§ MATERIAL FOR THE TASK:
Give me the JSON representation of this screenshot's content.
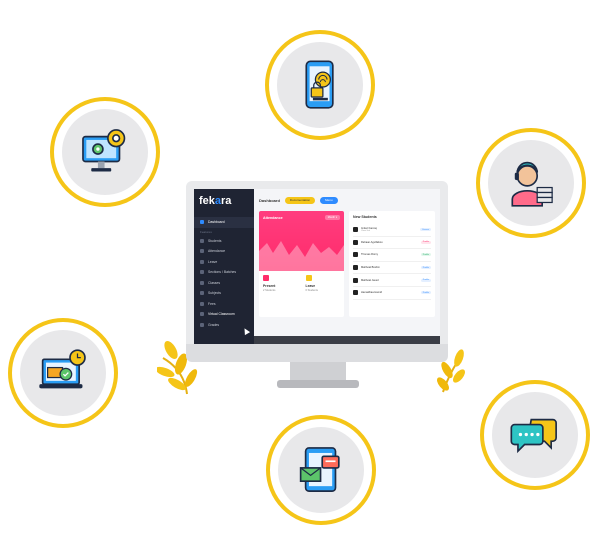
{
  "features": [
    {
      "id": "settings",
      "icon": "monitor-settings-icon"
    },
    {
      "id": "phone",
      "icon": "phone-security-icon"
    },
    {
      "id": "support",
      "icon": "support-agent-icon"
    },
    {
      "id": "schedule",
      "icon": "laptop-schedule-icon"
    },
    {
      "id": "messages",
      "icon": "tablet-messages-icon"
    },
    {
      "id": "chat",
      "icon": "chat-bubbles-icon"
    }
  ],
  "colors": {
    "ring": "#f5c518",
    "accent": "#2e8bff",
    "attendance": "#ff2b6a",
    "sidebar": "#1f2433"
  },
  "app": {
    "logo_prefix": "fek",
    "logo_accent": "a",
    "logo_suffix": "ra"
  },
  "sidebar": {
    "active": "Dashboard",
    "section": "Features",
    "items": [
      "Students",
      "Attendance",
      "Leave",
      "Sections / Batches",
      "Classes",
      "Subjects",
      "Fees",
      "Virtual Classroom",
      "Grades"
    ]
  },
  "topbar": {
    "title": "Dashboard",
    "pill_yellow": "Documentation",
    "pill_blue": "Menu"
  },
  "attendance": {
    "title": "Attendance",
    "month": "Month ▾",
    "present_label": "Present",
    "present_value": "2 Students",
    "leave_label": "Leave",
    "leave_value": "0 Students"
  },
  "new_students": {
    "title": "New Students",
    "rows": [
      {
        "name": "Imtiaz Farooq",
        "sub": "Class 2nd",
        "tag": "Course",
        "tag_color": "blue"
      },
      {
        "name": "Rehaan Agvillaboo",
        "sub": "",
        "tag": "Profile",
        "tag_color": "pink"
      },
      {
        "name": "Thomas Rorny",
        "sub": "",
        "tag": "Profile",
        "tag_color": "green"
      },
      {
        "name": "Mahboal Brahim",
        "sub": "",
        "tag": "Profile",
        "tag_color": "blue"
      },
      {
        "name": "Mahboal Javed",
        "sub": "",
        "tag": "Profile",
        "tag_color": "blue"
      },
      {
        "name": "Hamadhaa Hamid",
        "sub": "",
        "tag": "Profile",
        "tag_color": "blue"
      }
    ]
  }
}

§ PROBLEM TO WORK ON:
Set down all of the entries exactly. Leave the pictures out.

§ YOUR RESPONSE:
Give me the JSON representation of this screenshot's content.
{
  "features": [
    {
      "id": "settings",
      "icon": "monitor-settings-icon"
    },
    {
      "id": "phone",
      "icon": "phone-security-icon"
    },
    {
      "id": "support",
      "icon": "support-agent-icon"
    },
    {
      "id": "schedule",
      "icon": "laptop-schedule-icon"
    },
    {
      "id": "messages",
      "icon": "tablet-messages-icon"
    },
    {
      "id": "chat",
      "icon": "chat-bubbles-icon"
    }
  ],
  "colors": {
    "ring": "#f5c518",
    "accent": "#2e8bff",
    "attendance": "#ff2b6a",
    "sidebar": "#1f2433"
  },
  "app": {
    "logo_prefix": "fek",
    "logo_accent": "a",
    "logo_suffix": "ra"
  },
  "sidebar": {
    "active": "Dashboard",
    "section": "Features",
    "items": [
      "Students",
      "Attendance",
      "Leave",
      "Sections / Batches",
      "Classes",
      "Subjects",
      "Fees",
      "Virtual Classroom",
      "Grades"
    ]
  },
  "topbar": {
    "title": "Dashboard",
    "pill_yellow": "Documentation",
    "pill_blue": "Menu"
  },
  "attendance": {
    "title": "Attendance",
    "month": "Month ▾",
    "present_label": "Present",
    "present_value": "2 Students",
    "leave_label": "Leave",
    "leave_value": "0 Students"
  },
  "new_students": {
    "title": "New Students",
    "rows": [
      {
        "name": "Imtiaz Farooq",
        "sub": "Class 2nd",
        "tag": "Course",
        "tag_color": "blue"
      },
      {
        "name": "Rehaan Agvillaboo",
        "sub": "",
        "tag": "Profile",
        "tag_color": "pink"
      },
      {
        "name": "Thomas Rorny",
        "sub": "",
        "tag": "Profile",
        "tag_color": "green"
      },
      {
        "name": "Mahboal Brahim",
        "sub": "",
        "tag": "Profile",
        "tag_color": "blue"
      },
      {
        "name": "Mahboal Javed",
        "sub": "",
        "tag": "Profile",
        "tag_color": "blue"
      },
      {
        "name": "Hamadhaa Hamid",
        "sub": "",
        "tag": "Profile",
        "tag_color": "blue"
      }
    ]
  }
}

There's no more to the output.